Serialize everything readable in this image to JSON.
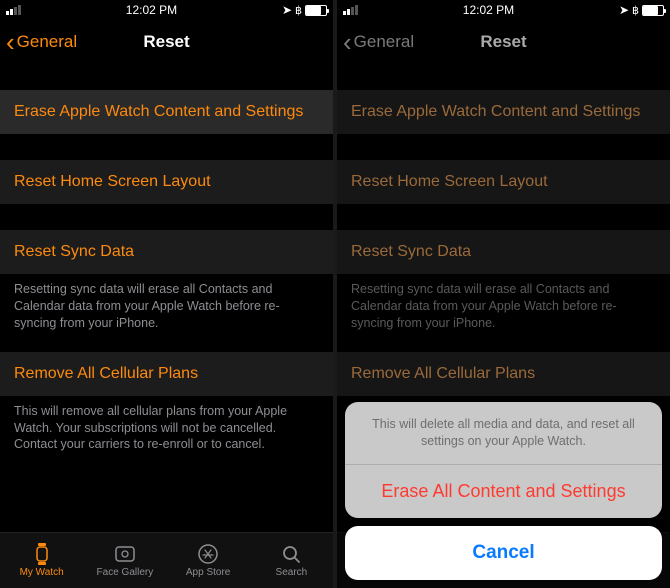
{
  "status": {
    "time": "12:02 PM"
  },
  "nav": {
    "back": "General",
    "title": "Reset"
  },
  "cells": {
    "erase": "Erase Apple Watch Content and Settings",
    "home_layout": "Reset Home Screen Layout",
    "sync_data": "Reset Sync Data",
    "sync_footer": "Resetting sync data will erase all Contacts and Calendar data from your Apple Watch before re-syncing from your iPhone.",
    "cellular": "Remove All Cellular Plans",
    "cellular_footer": "This will remove all cellular plans from your Apple Watch. Your subscriptions will not be cancelled. Contact your carriers to re-enroll or to cancel.",
    "cellular_footer_cut": "This will remove all cellular plans from your Apple Watch. Your subscriptions will not be cancelled. Contact your"
  },
  "tabs": {
    "my_watch": "My Watch",
    "face_gallery": "Face Gallery",
    "app_store": "App Store",
    "search": "Search"
  },
  "sheet": {
    "message": "This will delete all media and data, and reset all settings on your Apple Watch.",
    "action": "Erase All Content and Settings",
    "cancel": "Cancel"
  }
}
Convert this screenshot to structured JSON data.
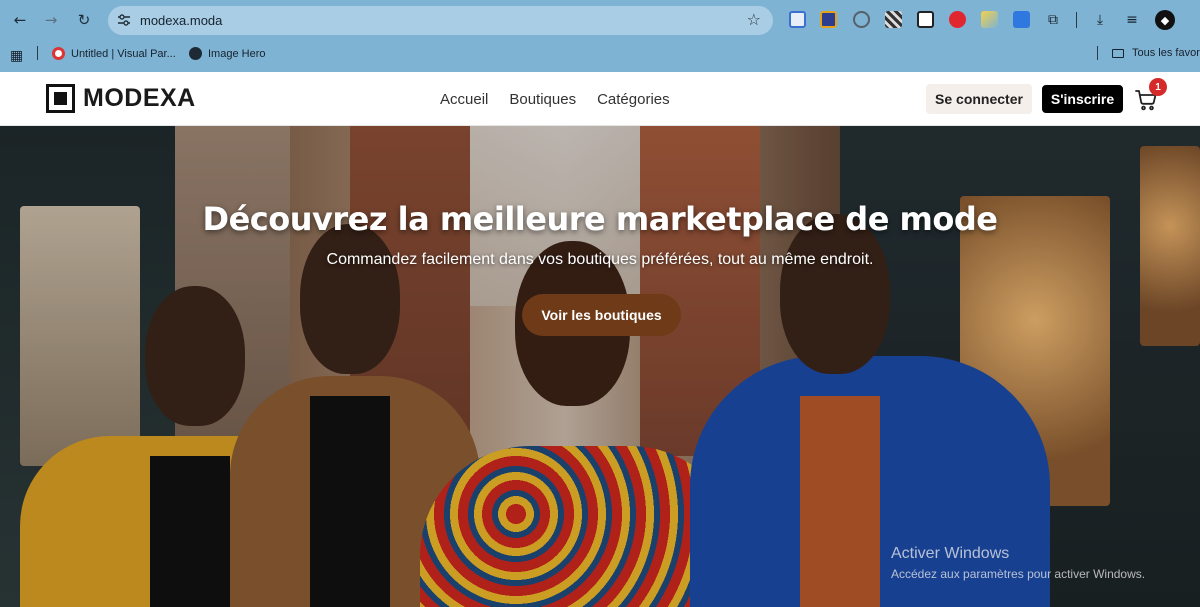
{
  "browser": {
    "url": "modexa.moda",
    "bookmarks": [
      {
        "label": "Untitled | Visual Par..."
      },
      {
        "label": "Image Hero"
      }
    ],
    "bookmarks_folder": "Tous les favoris"
  },
  "header": {
    "logo_text": "MODEXA",
    "nav": [
      {
        "label": "Accueil"
      },
      {
        "label": "Boutiques"
      },
      {
        "label": "Catégories"
      }
    ],
    "login_label": "Se connecter",
    "signup_label": "S'inscrire",
    "cart_count": "1"
  },
  "hero": {
    "title": "Découvrez la meilleure marketplace de mode",
    "subtitle": "Commandez facilement dans vos boutiques préférées, tout au même endroit.",
    "cta_label": "Voir les boutiques"
  },
  "watermark": {
    "line1": "Activer Windows",
    "line2": "Accédez aux paramètres pour activer Windows."
  },
  "colors": {
    "chrome_bg": "#7fb3d3",
    "cta": "#6e3a17",
    "badge": "#d42a2a"
  }
}
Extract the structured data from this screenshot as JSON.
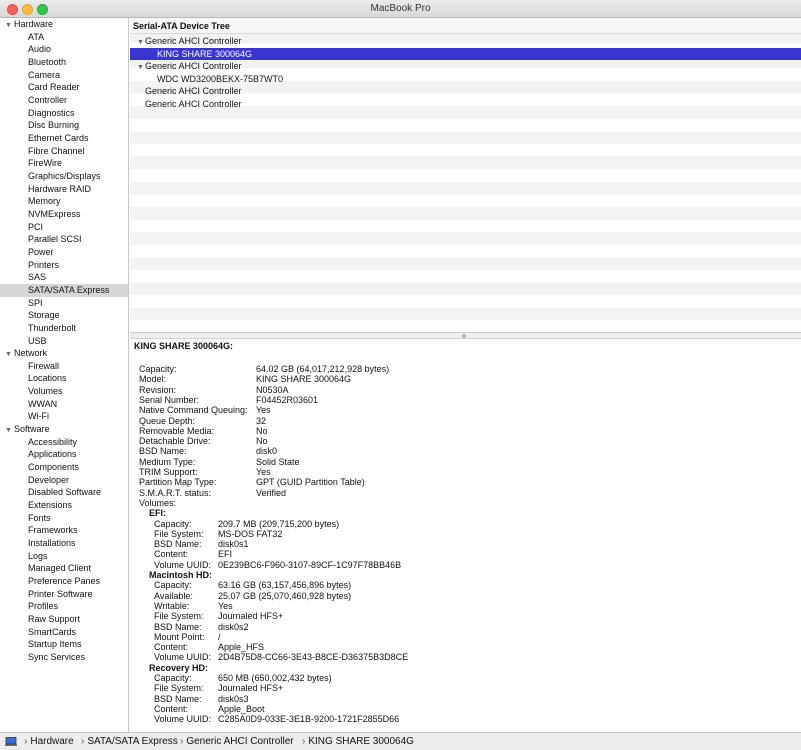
{
  "window": {
    "title": "MacBook Pro"
  },
  "sidebar": {
    "sections": [
      {
        "label": "Hardware",
        "items": [
          "ATA",
          "Audio",
          "Bluetooth",
          "Camera",
          "Card Reader",
          "Controller",
          "Diagnostics",
          "Disc Burning",
          "Ethernet Cards",
          "Fibre Channel",
          "FireWire",
          "Graphics/Displays",
          "Hardware RAID",
          "Memory",
          "NVMExpress",
          "PCI",
          "Parallel SCSI",
          "Power",
          "Printers",
          "SAS",
          "SATA/SATA Express",
          "SPI",
          "Storage",
          "Thunderbolt",
          "USB"
        ]
      },
      {
        "label": "Network",
        "items": [
          "Firewall",
          "Locations",
          "Volumes",
          "WWAN",
          "Wi-Fi"
        ]
      },
      {
        "label": "Software",
        "items": [
          "Accessibility",
          "Applications",
          "Components",
          "Developer",
          "Disabled Software",
          "Extensions",
          "Fonts",
          "Frameworks",
          "Installations",
          "Logs",
          "Managed Client",
          "Preference Panes",
          "Printer Software",
          "Profiles",
          "Raw Support",
          "SmartCards",
          "Startup Items",
          "Sync Services"
        ]
      }
    ],
    "selected": "SATA/SATA Express"
  },
  "tree": {
    "header": "Serial-ATA Device Tree",
    "rows": [
      {
        "label": "Generic AHCI Controller",
        "level": 0,
        "expanded": true
      },
      {
        "label": "KING SHARE 300064G",
        "level": 1,
        "selected": true
      },
      {
        "label": "Generic AHCI Controller",
        "level": 0,
        "expanded": true
      },
      {
        "label": "WDC WD3200BEKX-75B7WT0",
        "level": 1
      },
      {
        "label": "Generic AHCI Controller",
        "level": 0
      },
      {
        "label": "Generic AHCI Controller",
        "level": 0
      }
    ]
  },
  "detail": {
    "title": "KING SHARE 300064G:",
    "properties": [
      {
        "key": "Capacity:",
        "value": "64.02 GB (64,017,212,928 bytes)"
      },
      {
        "key": "Model:",
        "value": "KING SHARE 300064G"
      },
      {
        "key": "Revision:",
        "value": "N0530A"
      },
      {
        "key": "Serial Number:",
        "value": "F04452R03601"
      },
      {
        "key": "Native Command Queuing:",
        "value": "Yes"
      },
      {
        "key": "Queue Depth:",
        "value": "32"
      },
      {
        "key": "Removable Media:",
        "value": "No"
      },
      {
        "key": "Detachable Drive:",
        "value": "No"
      },
      {
        "key": "BSD Name:",
        "value": "disk0"
      },
      {
        "key": "Medium Type:",
        "value": "Solid State"
      },
      {
        "key": "TRIM Support:",
        "value": "Yes"
      },
      {
        "key": "Partition Map Type:",
        "value": "GPT (GUID Partition Table)"
      },
      {
        "key": "S.M.A.R.T. status:",
        "value": "Verified"
      }
    ],
    "volumes_label": "Volumes:",
    "volumes": [
      {
        "name": "EFI:",
        "properties": [
          {
            "key": "Capacity:",
            "value": "209.7 MB (209,715,200 bytes)"
          },
          {
            "key": "File System:",
            "value": "MS-DOS FAT32"
          },
          {
            "key": "BSD Name:",
            "value": "disk0s1"
          },
          {
            "key": "Content:",
            "value": "EFI"
          },
          {
            "key": "Volume UUID:",
            "value": "0E239BC6-F960-3107-89CF-1C97F78BB46B"
          }
        ]
      },
      {
        "name": "Macintosh HD:",
        "properties": [
          {
            "key": "Capacity:",
            "value": "63.16 GB (63,157,456,896 bytes)"
          },
          {
            "key": "Available:",
            "value": "25.07 GB (25,070,460,928 bytes)"
          },
          {
            "key": "Writable:",
            "value": "Yes"
          },
          {
            "key": "File System:",
            "value": "Journaled HFS+"
          },
          {
            "key": "BSD Name:",
            "value": "disk0s2"
          },
          {
            "key": "Mount Point:",
            "value": "/"
          },
          {
            "key": "Content:",
            "value": "Apple_HFS"
          },
          {
            "key": "Volume UUID:",
            "value": "2D4B75D8-CC66-3E43-B8CE-D36375B3D8CE"
          }
        ]
      },
      {
        "name": "Recovery HD:",
        "properties": [
          {
            "key": "Capacity:",
            "value": "650 MB (650,002,432 bytes)"
          },
          {
            "key": "File System:",
            "value": "Journaled HFS+"
          },
          {
            "key": "BSD Name:",
            "value": "disk0s3"
          },
          {
            "key": "Content:",
            "value": "Apple_Boot"
          },
          {
            "key": "Volume UUID:",
            "value": "C285A0D9-033E-3E1B-9200-1721F2855D66"
          }
        ]
      }
    ]
  },
  "pathbar": {
    "icon": "computer-icon",
    "crumbs": [
      "Hardware",
      "SATA/SATA Express",
      "Generic AHCI Controller",
      "KING SHARE 300064G"
    ],
    "separator": "›"
  },
  "colors": {
    "selection": "#3a36d4",
    "sidebar_selection": "#d6d6d6"
  }
}
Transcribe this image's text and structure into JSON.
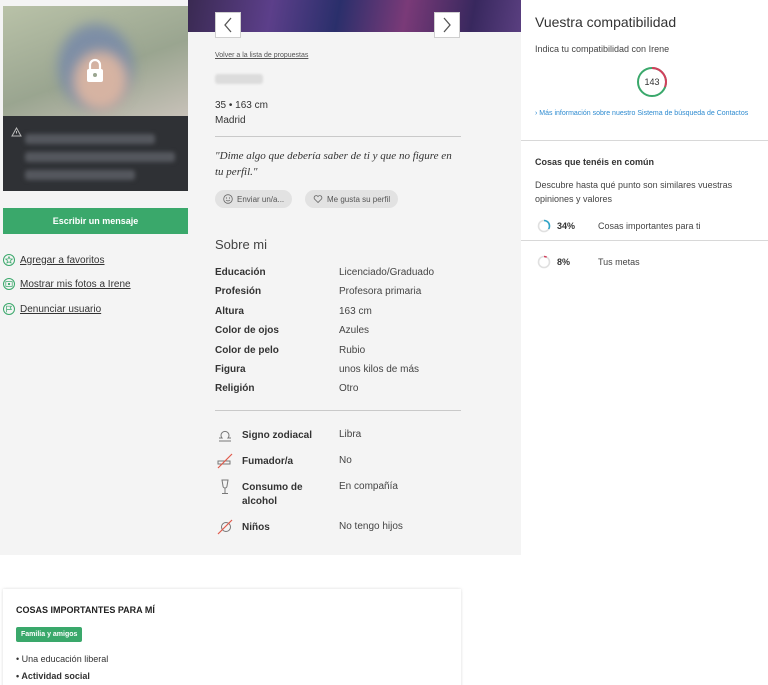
{
  "left": {
    "write_button": "Escribir un mensaje",
    "links": [
      {
        "label": "Agregar a favoritos",
        "icon": "star-icon"
      },
      {
        "label": "Mostrar mis fotos a Irene",
        "icon": "photo-icon"
      },
      {
        "label": "Denunciar usuario",
        "icon": "flag-icon"
      }
    ]
  },
  "profile": {
    "back_link": "Volver a la lista de propuestas",
    "age_height": "35 • 163 cm",
    "city": "Madrid",
    "quote": "\"Dime algo que debería saber de ti y que no figure en tu perfil.\"",
    "send_button": "Enviar un/a...",
    "like_button": "Me gusta su perfil",
    "about_title": "Sobre mi",
    "details": [
      {
        "label": "Educación",
        "value": "Licenciado/Graduado"
      },
      {
        "label": "Profesión",
        "value": "Profesora primaria"
      },
      {
        "label": "Altura",
        "value": "163 cm"
      },
      {
        "label": "Color de ojos",
        "value": "Azules"
      },
      {
        "label": "Color de pelo",
        "value": "Rubio"
      },
      {
        "label": "Figura",
        "value": "unos kilos de más"
      },
      {
        "label": "Religión",
        "value": "Otro"
      }
    ],
    "lifestyle": [
      {
        "label": "Signo zodiacal",
        "value": "Libra",
        "icon": "zodiac-libra-icon"
      },
      {
        "label": "Fumador/a",
        "value": "No",
        "icon": "no-smoking-icon"
      },
      {
        "label": "Consumo de alcohol",
        "value": "En compañía",
        "icon": "champagne-glass-icon"
      },
      {
        "label": "Niños",
        "value": "No tengo hijos",
        "icon": "no-children-icon"
      }
    ]
  },
  "compat": {
    "title": "Vuestra compatibilidad",
    "subtitle": "Indica tu compatibilidad con Irene",
    "score": "143",
    "more_info": "Más información sobre nuestro Sistema de búsqueda de Contactos",
    "common_title": "Cosas que tenéis en común",
    "common_desc": "Descubre hasta qué punto son similares vuestras opiniones y valores",
    "metrics": [
      {
        "pct": "34%",
        "fraction": 0.34,
        "label": "Cosas importantes para ti",
        "color": "#2ea3c7"
      },
      {
        "pct": "8%",
        "fraction": 0.08,
        "label": "Tus metas",
        "color": "#d2405c"
      }
    ]
  },
  "card": {
    "title": "COSAS IMPORTANTES PARA MÍ",
    "tag": "Familia y amigos",
    "items": [
      "• Una educación liberal",
      "• Actividad social"
    ]
  },
  "colors": {
    "accent_green": "#3aa86b",
    "link_blue": "#2e8bd0"
  }
}
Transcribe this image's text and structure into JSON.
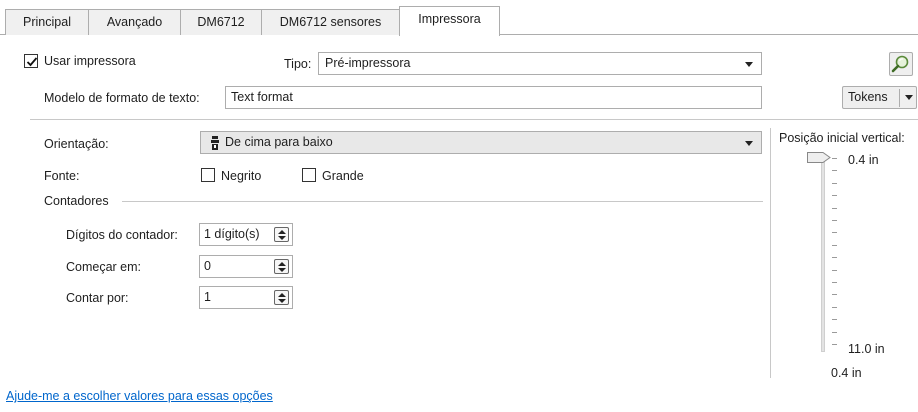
{
  "tabs": [
    {
      "label": "Principal",
      "active": false
    },
    {
      "label": "Avançado",
      "active": false
    },
    {
      "label": "DM6712",
      "active": false
    },
    {
      "label": "DM6712 sensores",
      "active": false
    },
    {
      "label": "Impressora",
      "active": true
    }
  ],
  "printer": {
    "use_label": "Usar impressora",
    "use_checked": true,
    "type_label": "Tipo:",
    "type_value": "Pré-impressora",
    "format_label": "Modelo de formato de texto:",
    "format_value": "Text format",
    "tokens_label": "Tokens",
    "search_icon": "magnifier-icon"
  },
  "orientation": {
    "label": "Orientação:",
    "value": "De cima para baixo",
    "icon": "print-direction-icon"
  },
  "font": {
    "label": "Fonte:",
    "bold_label": "Negrito",
    "bold_checked": false,
    "large_label": "Grande",
    "large_checked": false
  },
  "counters": {
    "group_label": "Contadores",
    "digits_label": "Dígitos do contador:",
    "digits_value": "1 dígito(s)",
    "start_label": "Começar em:",
    "start_value": "0",
    "step_label": "Contar por:",
    "step_value": "1"
  },
  "vertical": {
    "label": "Posição inicial vertical:",
    "top_value": "0.4 in",
    "bottom_value": "11.0 in",
    "current_value": "0.4 in",
    "position_fraction": 0
  },
  "help": {
    "link": "Ajude-me a escolher valores para essas opções"
  },
  "colors": {
    "link": "#0066cc",
    "border": "#adadad"
  }
}
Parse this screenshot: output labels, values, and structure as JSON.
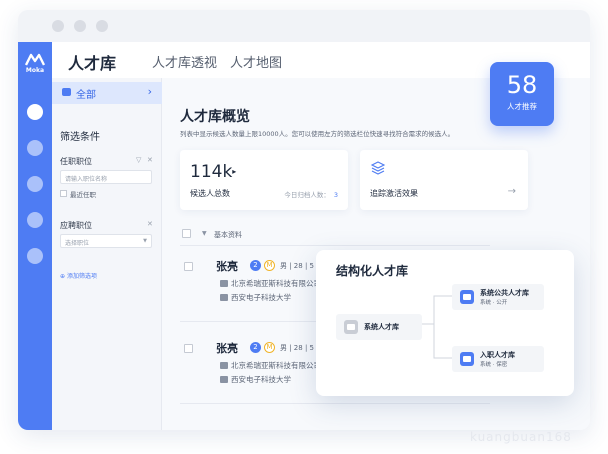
{
  "app": {
    "logo_text": "Moka"
  },
  "nav": {
    "tabs": [
      {
        "label": "人才库",
        "active": true
      },
      {
        "label": "人才库透视",
        "active": false
      },
      {
        "label": "人才地图",
        "active": false
      }
    ]
  },
  "filter": {
    "all_label": "全部",
    "title": "筛选条件",
    "position": {
      "label": "任职职位",
      "placeholder": "请输入职位名称",
      "checkbox_label": "最近任职"
    },
    "applied": {
      "label": "应聘职位",
      "select_placeholder": "选择职位"
    },
    "add_label": "添加筛选项"
  },
  "overview": {
    "title": "人才库概览",
    "description": "列表中显示候选人数量上限10000人。您可以使用左方的筛选栏位快速寻找符合需求的候选人。",
    "total": {
      "value": "114k",
      "label": "候选人总数",
      "today_label": "今日归档人数：",
      "today_value": "3"
    },
    "track": {
      "label": "追踪激活效果"
    }
  },
  "recommend": {
    "count": "58",
    "label": "人才推荐"
  },
  "table": {
    "header": "基本资料",
    "rows": [
      {
        "name": "张亮",
        "tag1": "2",
        "tag2": "M",
        "meta": "男 | 28 | 5",
        "company": "北京希瑞亚斯科技有限公司",
        "school": "西安电子科技大学"
      },
      {
        "name": "张亮",
        "tag1": "2",
        "tag2": "M",
        "meta": "男 | 28 | 5",
        "company": "北京希瑞亚斯科技有限公司",
        "school": "西安电子科技大学"
      }
    ]
  },
  "popup": {
    "title": "结构化人才库",
    "root": "系统人才库",
    "public": {
      "title": "系统公共人才库",
      "sub": "系统 · 公开"
    },
    "hired": {
      "title": "入职人才库",
      "sub": "系统 · 保密"
    }
  },
  "watermark": "kuangbuan168"
}
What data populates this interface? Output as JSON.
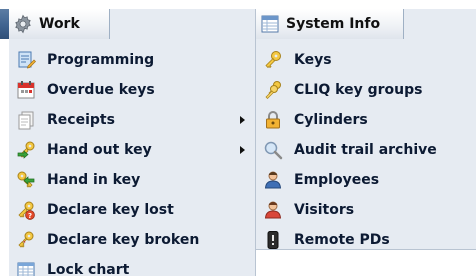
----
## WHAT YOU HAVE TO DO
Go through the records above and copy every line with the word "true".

## ANSWER TO THE PROBLEM
        "expanded": true
        "selected": true
        "expanded": true
      "active": true
    "use_checked": true,
        "active": true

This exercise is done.